The opinion of the court was delivered by: Ronald L. Buckwalter, S.J.
Presently before this Court is Plaintiff's Motion for Sanctions under Federal Rule of Civil Procedure 11 (Docket No. 26). This Motion seeks the imposition of sanctions, not limited to "the costs of the Court to analyze the details of the claims made within this [Motion]," against Assistant United States Attorney Charlene Fullmer. (Pl.'s Mot. For Sanctions, p. 1.) For the reasons discussed below, this Motion is denied.
Rule 11 imposes an affirmative duty on an attorney to conduct a reasonable inquiry into the factual and legal bases of all claims before filing any document with the court. Business Guides, Inc. v. Chromatic Commc'ns Enters., Inc., 498 U.S. 533, 551 (1991); Bensalem Twp. v. Int'l Surplus Lines Ins. Co., 38 F.3d 1303, 1314 (3d Cir. 1994). Rule 11 provides:
(b) Representations to the Court. By presenting to the court a pleading, written motion, or other paper-whether by signing, filing, submitting, or later advocating it-an attorney or unrepresented party certifies that to the best of the person's knowledge, information, and belief, formed after an inquiry reasonable under the circumstances:
(1) it is not being presented for any improper purpose, such as to harass, cause unnecessary delay, or needlessly increase the cost of litigation;
(2) the claims, defenses, and other legal contentions are warranted by existing law or by a non-frivolous argument for extending, modifying, or reversing existing law or for establishing new law;
(3) the factual contentions have evidentiary support or, if specifically so identified, will likely have evidentiary support after a reasonable opportunity for further investigation or discovery...

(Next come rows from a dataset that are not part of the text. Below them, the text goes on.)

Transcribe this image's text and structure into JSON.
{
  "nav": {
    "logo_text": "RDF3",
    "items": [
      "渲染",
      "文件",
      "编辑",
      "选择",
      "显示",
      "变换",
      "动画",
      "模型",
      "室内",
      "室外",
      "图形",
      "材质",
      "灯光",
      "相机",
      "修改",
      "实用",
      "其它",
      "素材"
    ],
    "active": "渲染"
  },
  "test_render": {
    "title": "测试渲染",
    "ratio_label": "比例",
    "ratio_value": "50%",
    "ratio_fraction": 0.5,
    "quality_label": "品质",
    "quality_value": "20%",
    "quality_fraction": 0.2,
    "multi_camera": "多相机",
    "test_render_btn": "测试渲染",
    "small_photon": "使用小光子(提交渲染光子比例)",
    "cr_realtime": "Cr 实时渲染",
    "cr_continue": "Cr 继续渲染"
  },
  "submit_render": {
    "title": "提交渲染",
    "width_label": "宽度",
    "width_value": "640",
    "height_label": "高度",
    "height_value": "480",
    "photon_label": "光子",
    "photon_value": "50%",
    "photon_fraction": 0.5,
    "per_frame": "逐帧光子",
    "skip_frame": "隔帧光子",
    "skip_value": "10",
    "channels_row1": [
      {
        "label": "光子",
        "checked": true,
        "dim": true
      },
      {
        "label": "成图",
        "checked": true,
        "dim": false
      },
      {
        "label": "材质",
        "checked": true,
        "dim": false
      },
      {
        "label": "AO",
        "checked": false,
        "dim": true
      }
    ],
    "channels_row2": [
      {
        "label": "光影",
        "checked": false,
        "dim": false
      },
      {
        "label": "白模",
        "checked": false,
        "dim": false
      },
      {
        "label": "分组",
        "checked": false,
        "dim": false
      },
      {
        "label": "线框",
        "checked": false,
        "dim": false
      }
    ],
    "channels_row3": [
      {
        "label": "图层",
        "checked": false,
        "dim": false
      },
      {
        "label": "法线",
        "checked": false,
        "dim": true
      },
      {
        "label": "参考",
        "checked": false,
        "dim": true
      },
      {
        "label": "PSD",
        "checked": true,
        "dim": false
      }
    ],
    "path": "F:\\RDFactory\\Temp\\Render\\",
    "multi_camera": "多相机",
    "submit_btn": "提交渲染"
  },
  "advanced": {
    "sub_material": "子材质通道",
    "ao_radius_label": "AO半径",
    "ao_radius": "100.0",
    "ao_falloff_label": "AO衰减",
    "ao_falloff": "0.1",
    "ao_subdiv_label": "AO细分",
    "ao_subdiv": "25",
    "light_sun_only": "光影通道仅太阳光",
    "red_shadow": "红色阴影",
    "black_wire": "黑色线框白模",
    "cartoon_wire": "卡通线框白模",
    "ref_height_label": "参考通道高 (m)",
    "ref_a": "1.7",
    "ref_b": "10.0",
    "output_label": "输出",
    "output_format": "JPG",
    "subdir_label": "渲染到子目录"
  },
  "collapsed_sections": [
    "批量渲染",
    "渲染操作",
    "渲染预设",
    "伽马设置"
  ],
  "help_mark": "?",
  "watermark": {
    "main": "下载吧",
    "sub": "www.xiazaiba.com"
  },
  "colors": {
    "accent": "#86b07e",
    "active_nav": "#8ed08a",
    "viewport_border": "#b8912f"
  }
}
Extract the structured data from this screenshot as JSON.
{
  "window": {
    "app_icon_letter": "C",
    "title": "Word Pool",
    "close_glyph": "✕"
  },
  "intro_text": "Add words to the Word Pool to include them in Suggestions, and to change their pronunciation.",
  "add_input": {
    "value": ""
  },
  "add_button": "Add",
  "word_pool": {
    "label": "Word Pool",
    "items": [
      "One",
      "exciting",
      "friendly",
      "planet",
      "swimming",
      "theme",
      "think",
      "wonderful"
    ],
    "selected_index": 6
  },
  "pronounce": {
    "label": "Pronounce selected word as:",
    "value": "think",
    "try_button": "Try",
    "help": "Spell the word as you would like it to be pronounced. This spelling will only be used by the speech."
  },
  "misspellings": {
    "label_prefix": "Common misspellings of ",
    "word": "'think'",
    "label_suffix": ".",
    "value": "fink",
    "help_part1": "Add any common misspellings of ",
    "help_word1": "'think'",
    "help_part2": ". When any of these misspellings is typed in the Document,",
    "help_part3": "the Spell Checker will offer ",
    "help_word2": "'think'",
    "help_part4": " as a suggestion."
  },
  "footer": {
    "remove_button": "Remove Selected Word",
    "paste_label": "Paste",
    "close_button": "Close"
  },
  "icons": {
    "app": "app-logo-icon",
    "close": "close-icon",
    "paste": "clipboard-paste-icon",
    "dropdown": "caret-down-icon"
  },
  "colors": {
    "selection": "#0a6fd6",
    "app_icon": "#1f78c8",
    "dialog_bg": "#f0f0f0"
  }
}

(1) In General. If, after notice and a reasonable opportunity to respond, the court determines that Rule 11(b) has been violated, the court may impose an appropriate sanction on any attorney, law firm, or party that violated the rule or is responsible for the violation. Absent exceptional circumstances, a law firm must be held jointly responsible for a violation committed by its partner, associate, or employee.
(2) Motion for Sanctions. A motion for sanctions must be made separately from any other motion and must describe the specific conduct that allegedly violates Rule 11(b). The motion must be served under Rule 5, but it must not be filed or be presented to the court if the challenged paper, claim, defense, contention, or denial is withdrawn or appropriately corrected within 21 days after service or within another time the court sets. If warranted, the court may award to the prevailing party the reasonable expenses, including attorney's fees, incurred for the motion.
Fed. R. Civ. P. 11(b)(1)-(3), (c)(1,2).
Courts applying Rule 11 must utilize an objective standard of reasonableness under the circumstances. Mary Ann Pensiero, Inc. v.. Lingle, 847 F.2d 90, 92 (3d Cir. 1988); see also Brubaker Kitchens, Inc. v. Brown, 280 F. Appx. 174, 185 (3d Cir. 2008) ("It is well-settled that the test for determining whether Rule 11 sanctions should be imposed is one of reasonableness under the circumstances, the determination of which falls within the sound discretion of the District Court."). The Third Circuit has held that "[a]n inquiry is considered reasonable under the circumstances if it provides the party with "an ...